What the task requires is each entry, restated exactly.

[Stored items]
=== Begin Enclosure ===
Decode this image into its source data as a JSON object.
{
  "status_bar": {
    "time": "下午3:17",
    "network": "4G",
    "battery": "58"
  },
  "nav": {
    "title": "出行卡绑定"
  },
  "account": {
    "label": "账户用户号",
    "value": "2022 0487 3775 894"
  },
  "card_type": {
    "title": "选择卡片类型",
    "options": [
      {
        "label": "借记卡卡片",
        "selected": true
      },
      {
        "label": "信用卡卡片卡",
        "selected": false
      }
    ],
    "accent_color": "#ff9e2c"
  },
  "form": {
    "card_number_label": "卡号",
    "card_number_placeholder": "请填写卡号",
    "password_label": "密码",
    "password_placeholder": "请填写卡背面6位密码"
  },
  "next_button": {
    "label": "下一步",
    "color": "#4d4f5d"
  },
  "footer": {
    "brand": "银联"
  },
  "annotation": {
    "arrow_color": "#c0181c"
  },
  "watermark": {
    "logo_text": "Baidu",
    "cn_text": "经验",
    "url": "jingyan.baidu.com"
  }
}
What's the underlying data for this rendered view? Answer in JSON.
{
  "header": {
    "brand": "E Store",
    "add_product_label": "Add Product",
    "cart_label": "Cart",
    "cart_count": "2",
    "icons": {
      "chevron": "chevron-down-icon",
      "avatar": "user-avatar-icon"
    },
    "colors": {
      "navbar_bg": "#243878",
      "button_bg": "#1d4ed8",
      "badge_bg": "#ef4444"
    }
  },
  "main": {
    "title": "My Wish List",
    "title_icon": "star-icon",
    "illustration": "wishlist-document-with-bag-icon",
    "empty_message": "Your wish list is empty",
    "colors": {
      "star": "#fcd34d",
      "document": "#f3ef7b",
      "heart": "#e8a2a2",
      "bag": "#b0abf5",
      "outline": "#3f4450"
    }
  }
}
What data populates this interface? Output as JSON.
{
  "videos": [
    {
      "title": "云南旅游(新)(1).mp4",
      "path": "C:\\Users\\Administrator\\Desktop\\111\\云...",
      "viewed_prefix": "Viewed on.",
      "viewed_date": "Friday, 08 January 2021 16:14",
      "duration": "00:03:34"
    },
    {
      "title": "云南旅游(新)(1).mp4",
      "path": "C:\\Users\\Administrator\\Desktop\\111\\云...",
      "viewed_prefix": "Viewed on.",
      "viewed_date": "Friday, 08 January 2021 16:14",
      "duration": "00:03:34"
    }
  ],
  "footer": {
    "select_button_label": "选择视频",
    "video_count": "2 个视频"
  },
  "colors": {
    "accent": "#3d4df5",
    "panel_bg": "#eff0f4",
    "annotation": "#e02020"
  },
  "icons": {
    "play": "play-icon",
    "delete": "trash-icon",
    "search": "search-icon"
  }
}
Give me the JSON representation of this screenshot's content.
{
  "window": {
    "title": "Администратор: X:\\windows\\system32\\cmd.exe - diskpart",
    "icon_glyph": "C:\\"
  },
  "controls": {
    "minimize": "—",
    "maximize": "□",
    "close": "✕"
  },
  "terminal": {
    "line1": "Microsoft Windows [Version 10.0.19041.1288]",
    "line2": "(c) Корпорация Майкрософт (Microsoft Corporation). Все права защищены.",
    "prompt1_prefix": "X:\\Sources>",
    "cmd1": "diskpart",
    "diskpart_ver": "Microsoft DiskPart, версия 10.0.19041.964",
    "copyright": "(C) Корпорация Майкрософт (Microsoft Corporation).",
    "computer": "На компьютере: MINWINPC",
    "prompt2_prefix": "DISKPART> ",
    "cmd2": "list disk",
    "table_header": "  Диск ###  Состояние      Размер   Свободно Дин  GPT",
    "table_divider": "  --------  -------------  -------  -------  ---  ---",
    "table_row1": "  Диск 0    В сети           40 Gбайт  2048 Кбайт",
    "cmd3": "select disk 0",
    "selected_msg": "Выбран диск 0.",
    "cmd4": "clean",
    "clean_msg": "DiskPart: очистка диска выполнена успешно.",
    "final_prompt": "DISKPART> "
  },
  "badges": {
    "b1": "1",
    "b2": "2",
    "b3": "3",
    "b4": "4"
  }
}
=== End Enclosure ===
Answer to the problem ::
Decode this image into its source data as a JSON object.
{
  "status_bar": {
    "time": "下午3:17",
    "network": "4G",
    "battery": "58"
  },
  "nav": {
    "title": "出行卡绑定"
  },
  "account": {
    "label": "账户用户号",
    "value": "2022 0487 3775 894"
  },
  "card_type": {
    "title": "选择卡片类型",
    "options": [
      {
        "label": "借记卡卡片",
        "selected": true
      },
      {
        "label": "信用卡卡片卡",
        "selected": false
      }
    ],
    "accent_color": "#ff9e2c"
  },
  "form": {
    "card_number_label": "卡号",
    "card_number_placeholder": "请填写卡号",
    "password_label": "密码",
    "password_placeholder": "请填写卡背面6位密码"
  },
  "next_button": {
    "label": "下一步",
    "color": "#4d4f5d"
  },
  "footer": {
    "brand": "银联"
  },
  "annotation": {
    "arrow_color": "#c0181c"
  },
  "watermark": {
    "logo_text": "Baidu",
    "cn_text": "经验",
    "url": "jingyan.baidu.com"
  }
}
What's the underlying data for this rendered view? Answer in JSON.
{
  "header": {
    "brand": "E Store",
    "add_product_label": "Add Product",
    "cart_label": "Cart",
    "cart_count": "2",
    "icons": {
      "chevron": "chevron-down-icon",
      "avatar": "user-avatar-icon"
    },
    "colors": {
      "navbar_bg": "#243878",
      "button_bg": "#1d4ed8",
      "badge_bg": "#ef4444"
    }
  },
  "main": {
    "title": "My Wish List",
    "title_icon": "star-icon",
    "illustration": "wishlist-document-with-bag-icon",
    "empty_message": "Your wish list is empty",
    "colors": {
      "star": "#fcd34d",
      "document": "#f3ef7b",
      "heart": "#e8a2a2",
      "bag": "#b0abf5",
      "outline": "#3f4450"
    }
  }
}
What data populates this interface? Output as JSON.
{
  "videos": [
    {
      "title": "云南旅游(新)(1).mp4",
      "path": "C:\\Users\\Administrator\\Desktop\\111\\云...",
      "viewed_prefix": "Viewed on.",
      "viewed_date": "Friday, 08 January 2021 16:14",
      "duration": "00:03:34"
    },
    {
      "title": "云南旅游(新)(1).mp4",
      "path": "C:\\Users\\Administrator\\Desktop\\111\\云...",
      "viewed_prefix": "Viewed on.",
      "viewed_date": "Friday, 08 January 2021 16:14",
      "duration": "00:03:34"
    }
  ],
  "footer": {
    "select_button_label": "选择视频",
    "video_count": "2 个视频"
  },
  "colors": {
    "accent": "#3d4df5",
    "panel_bg": "#eff0f4",
    "annotation": "#e02020"
  },
  "icons": {
    "play": "play-icon",
    "delete": "trash-icon",
    "search": "search-icon"
  }
}
Give me the JSON representation of this screenshot's content.
{
  "window": {
    "title": "Администратор: X:\\windows\\system32\\cmd.exe - diskpart",
    "icon_glyph": "C:\\"
  },
  "controls": {
    "minimize": "—",
    "maximize": "□",
    "close": "✕"
  },
  "terminal": {
    "line1": "Microsoft Windows [Version 10.0.19041.1288]",
    "line2": "(c) Корпорация Майкрософт (Microsoft Corporation). Все права защищены.",
    "prompt1_prefix": "X:\\Sources>",
    "cmd1": "diskpart",
    "diskpart_ver": "Microsoft DiskPart, версия 10.0.19041.964",
    "copyright": "(C) Корпорация Майкрософт (Microsoft Corporation).",
    "computer": "На компьютере: MINWINPC",
    "prompt2_prefix": "DISKPART> ",
    "cmd2": "list disk",
    "table_header": "  Диск ###  Состояние      Размер   Свободно Дин  GPT",
    "table_divider": "  --------  -------------  -------  -------  ---  ---",
    "table_row1": "  Диск 0    В сети           40 Gбайт  2048 Кбайт",
    "cmd3": "select disk 0",
    "selected_msg": "Выбран диск 0.",
    "cmd4": "clean",
    "clean_msg": "DiskPart: очистка диска выполнена успешно.",
    "final_prompt": "DISKPART> "
  },
  "badges": {
    "b1": "1",
    "b2": "2",
    "b3": "3",
    "b4": "4"
  }
}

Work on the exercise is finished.